As the Bombers’ defensive backfield crumbled from injuries, their one consistent defender in the secondary just happened to be a rookie. Kevin Fogg, a 1st-year player from Liberty University, has gotten better every week since winning a roster spot following constant interceptions in training camp.
Fogg’s four tackle, two interception and one fumble recovery game – with a 16.3 average on punt returns – last week in Toronto was likely the best game any rookie has played this season. He was, however, burned for a touchdown on Diontae Spencer’s corner-route, and while he’s not always consistently a shutdown defensive back, it appeared as though Fogg thought the ball was already thrown given he had stopped running on the play. Playing the game’s most difficult position in the secondary, boundary halfback, while also proving to be a threat in the return game, Fogg is gaining the reputation of an exciting, highly-entertaining play-maker in his rookie year.
In a weak rookie class, Fogg could even be considered the leading candidate for the league’s Most Outstanding Rookie award, in fact. There’s very little competition as the season nears September; his biggest competition is perhaps Saskatchewan’s Ricky Collins Jr., who’s become an inconsistent performer given the struggles of the Riders’ offense. Loucheiz Purifoy is starting to come around in British Columbia, but at this point, there’s a lack of notable rookies at skill-positions.
When it comes to league awards, the voters don’t typically look very far past final statistics and other outliers, such as the success of the player’s team, injuries to other rookies, etc.. The level of difficulty of the player’s role/position in their system is not really considered – a defensive back could have five interceptions, but two of them, for example, came when he was in trap-coverage where he’s expected to make the play as the quarterback fell for the trick of the defense (see CJ Roberts’ pick-six against Hamilton) – or necessarily the amount of negative plays accumulated, or even his value to the team. There’s a difference between the ball being thrown to you, and making a play on the ball. Although it’s a different league and group of voters, Kansas City Chiefs’ cornerback Marcus Peters was crowned the AFC’s Defensive Rookie of the Year thanks to a whopping 7 interceptions, but he also allowed the fourth-most touchdowns and second-most yards in the entire league.

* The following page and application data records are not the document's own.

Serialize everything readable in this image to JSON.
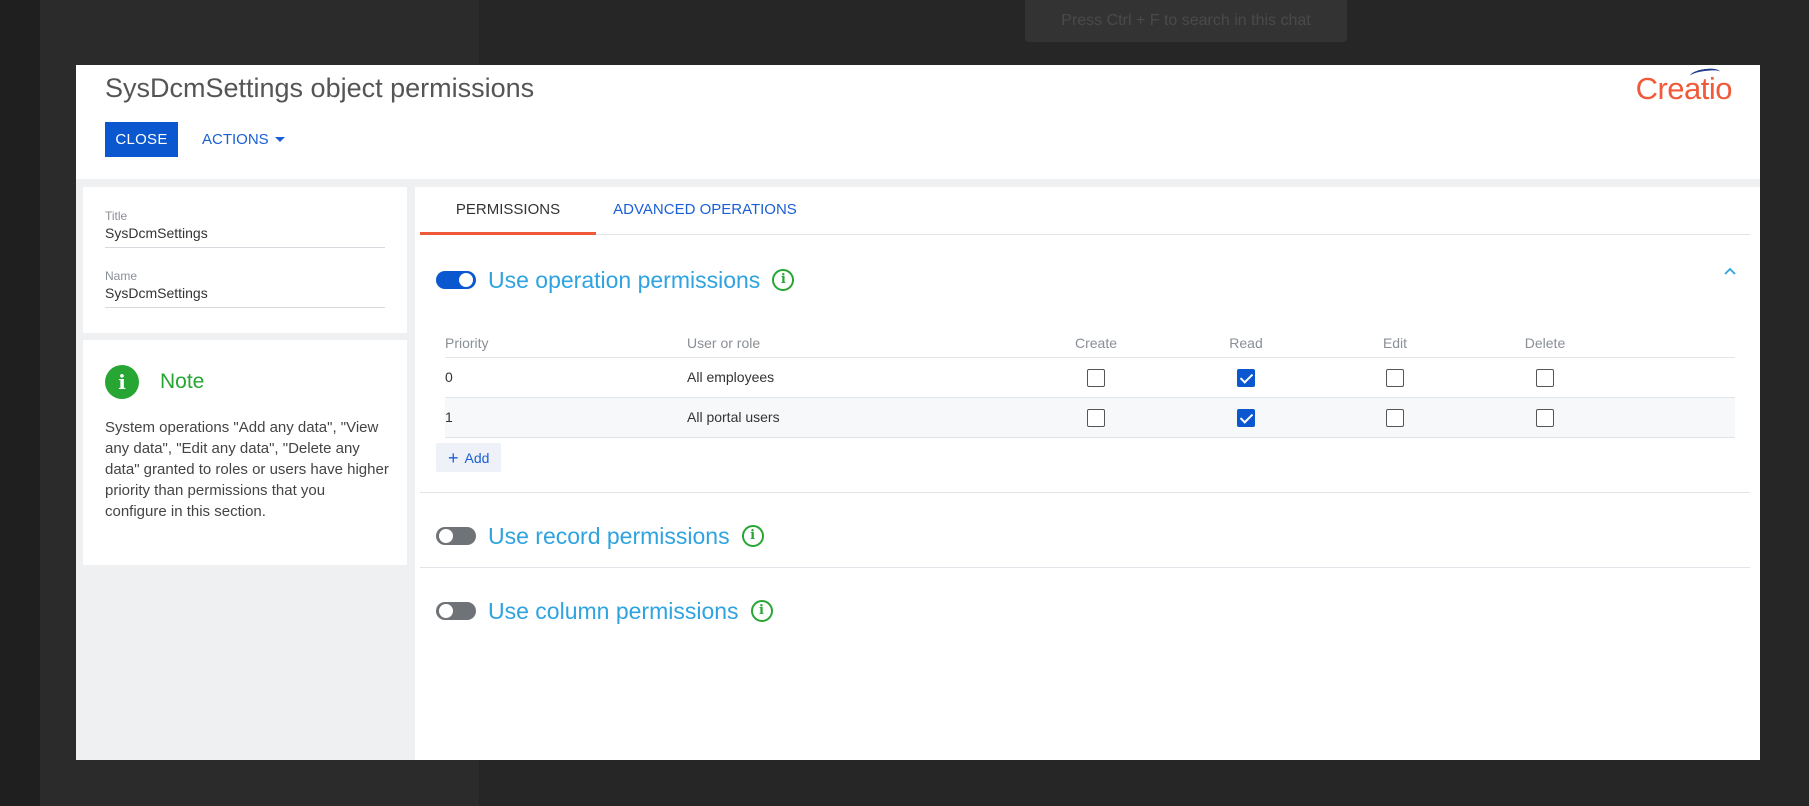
{
  "background": {
    "search_hint": "Press Ctrl + F to search in this chat"
  },
  "header": {
    "title": "SysDcmSettings object permissions",
    "close_label": "CLOSE",
    "actions_label": "ACTIONS",
    "logo_text": "Creatio"
  },
  "fields": {
    "title_label": "Title",
    "title_value": "SysDcmSettings",
    "name_label": "Name",
    "name_value": "SysDcmSettings"
  },
  "note": {
    "icon": "info-icon",
    "title": "Note",
    "text": "System operations \"Add any data\", \"View any data\", \"Edit any data\", \"Delete any data\" granted to roles or users have higher priority than permissions that you configure in this section."
  },
  "tabs": [
    {
      "label": "PERMISSIONS",
      "active": true
    },
    {
      "label": "ADVANCED OPERATIONS",
      "active": false
    }
  ],
  "operation_section": {
    "title": "Use operation permissions",
    "enabled": true,
    "columns": {
      "priority": "Priority",
      "user": "User or role",
      "create": "Create",
      "read": "Read",
      "edit": "Edit",
      "delete": "Delete"
    },
    "rows": [
      {
        "priority": "0",
        "user": "All employees",
        "create": false,
        "read": true,
        "edit": false,
        "delete": false
      },
      {
        "priority": "1",
        "user": "All portal users",
        "create": false,
        "read": true,
        "edit": false,
        "delete": false
      }
    ],
    "add_label": "Add"
  },
  "record_section": {
    "title": "Use record permissions",
    "enabled": false
  },
  "column_section": {
    "title": "Use column permissions",
    "enabled": false
  },
  "colors": {
    "accent": "#0b57d0",
    "link": "#1a5fd6",
    "section_title": "#2ea3e0",
    "info_green": "#27a633",
    "logo": "#f05a3a"
  }
}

Fogg is accumulating those big, eye-popping numbers; he already has 3 interceptions, 42 tackles, a sack, a fumble-recovery and two return-touchdowns called back. It won’t be, but what should be considered is that he plays the defensive backfield’s toughest position in boundary halfback, which consists of being on a complete island in several coverages. The wide-side halfback has constant support from the strong-side linebacker – the short-side halfback does not.
Fogg has also dropped two easy interceptions – one against Montreal and one against Calgary – which would have boosted his stat-line even more, giving him three interceptions where the ball was thrown right at him and a total of five not even at the midway mark of the season.
Deservedly so, Fogg’s performance as a punt returner is causing a buzz around the CFL. He’s been electric back there, proving to be patient behind his blockers before bursting through the seem. It’s unknown if he’s sustainable as a punt returner since he’s more of an east-west runner, but the historic NCAA FCS returner is still young enough to be coached out of his bad habits. With blazing speed and cut-on-dime ability, Fogg has all the physical abilities required, but there’s no guarantee that head coach and special-teams coordinator Mike O’Shea won’t hand the return duties back to Quincy McDuffie when he returns from injury. McDuffie is quite capable, while in Fogg’s case, playing full-time on defense and special-teams is usually too much for a player to handle.
Regardless, if he keeps making big plays on defense, and the Bombers’ defense continues to improve, the accolades will come for Fogg. He could still be underappreciated for how well he plays away from the ball, but a Rookie of the Year award – the first Bomber to win since Chris Matthews in 2012 – would still be quite the feat for number 23.